§ **What you have to do**
Copy out the material in full. Leave every line as it is.

● ● ● ● ●

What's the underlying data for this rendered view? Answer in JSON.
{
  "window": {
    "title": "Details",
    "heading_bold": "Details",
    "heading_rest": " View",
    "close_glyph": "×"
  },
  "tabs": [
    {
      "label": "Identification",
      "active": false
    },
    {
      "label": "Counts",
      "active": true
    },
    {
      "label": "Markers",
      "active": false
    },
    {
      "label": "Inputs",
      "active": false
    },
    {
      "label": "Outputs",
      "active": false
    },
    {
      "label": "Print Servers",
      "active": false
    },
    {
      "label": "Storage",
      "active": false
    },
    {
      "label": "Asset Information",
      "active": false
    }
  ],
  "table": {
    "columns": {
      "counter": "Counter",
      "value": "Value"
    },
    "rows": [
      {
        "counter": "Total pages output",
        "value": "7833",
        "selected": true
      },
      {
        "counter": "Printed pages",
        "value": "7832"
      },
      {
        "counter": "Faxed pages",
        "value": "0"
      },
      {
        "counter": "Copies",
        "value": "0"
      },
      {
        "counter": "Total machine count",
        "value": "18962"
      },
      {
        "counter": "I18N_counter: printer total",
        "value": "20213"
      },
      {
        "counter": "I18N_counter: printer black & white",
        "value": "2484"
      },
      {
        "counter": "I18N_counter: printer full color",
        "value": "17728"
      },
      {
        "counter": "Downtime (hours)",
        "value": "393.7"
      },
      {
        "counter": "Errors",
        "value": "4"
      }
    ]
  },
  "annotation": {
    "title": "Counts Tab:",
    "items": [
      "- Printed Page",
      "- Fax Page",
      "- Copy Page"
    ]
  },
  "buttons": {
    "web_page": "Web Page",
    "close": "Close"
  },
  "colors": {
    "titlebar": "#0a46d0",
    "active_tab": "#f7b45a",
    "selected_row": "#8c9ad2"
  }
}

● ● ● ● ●

§ **Exercise answer**
What's the underlying data for this rendered view? Answer in JSON.
{
  "window": {
    "title": "Details",
    "heading_bold": "Details",
    "heading_rest": " View",
    "close_glyph": "×"
  },
  "tabs": [
    {
      "label": "Identification",
      "active": false
    },
    {
      "label": "Counts",
      "active": true
    },
    {
      "label": "Markers",
      "active": false
    },
    {
      "label": "Inputs",
      "active": false
    },
    {
      "label": "Outputs",
      "active": false
    },
    {
      "label": "Print Servers",
      "active": false
    },
    {
      "label": "Storage",
      "active": false
    },
    {
      "label": "Asset Information",
      "active": false
    }
  ],
  "table": {
    "columns": {
      "counter": "Counter",
      "value": "Value"
    },
    "rows": [
      {
        "counter": "Total pages output",
        "value": "7833",
        "selected": true
      },
      {
        "counter": "Printed pages",
        "value": "7832"
      },
      {
        "counter": "Faxed pages",
        "value": "0"
      },
      {
        "counter": "Copies",
        "value": "0"
      },
      {
        "counter": "Total machine count",
        "value": "18962"
      },
      {
        "counter": "I18N_counter: printer total",
        "value": "20213"
      },
      {
        "counter": "I18N_counter: printer black & white",
        "value": "2484"
      },
      {
        "counter": "I18N_counter: printer full color",
        "value": "17728"
      },
      {
        "counter": "Downtime (hours)",
        "value": "393.7"
      },
      {
        "counter": "Errors",
        "value": "4"
      }
    ]
  },
  "annotation": {
    "title": "Counts Tab:",
    "items": [
      "- Printed Page",
      "- Fax Page",
      "- Copy Page"
    ]
  },
  "buttons": {
    "web_page": "Web Page",
    "close": "Close"
  },
  "colors": {
    "titlebar": "#0a46d0",
    "active_tab": "#f7b45a",
    "selected_row": "#8c9ad2"
  }
}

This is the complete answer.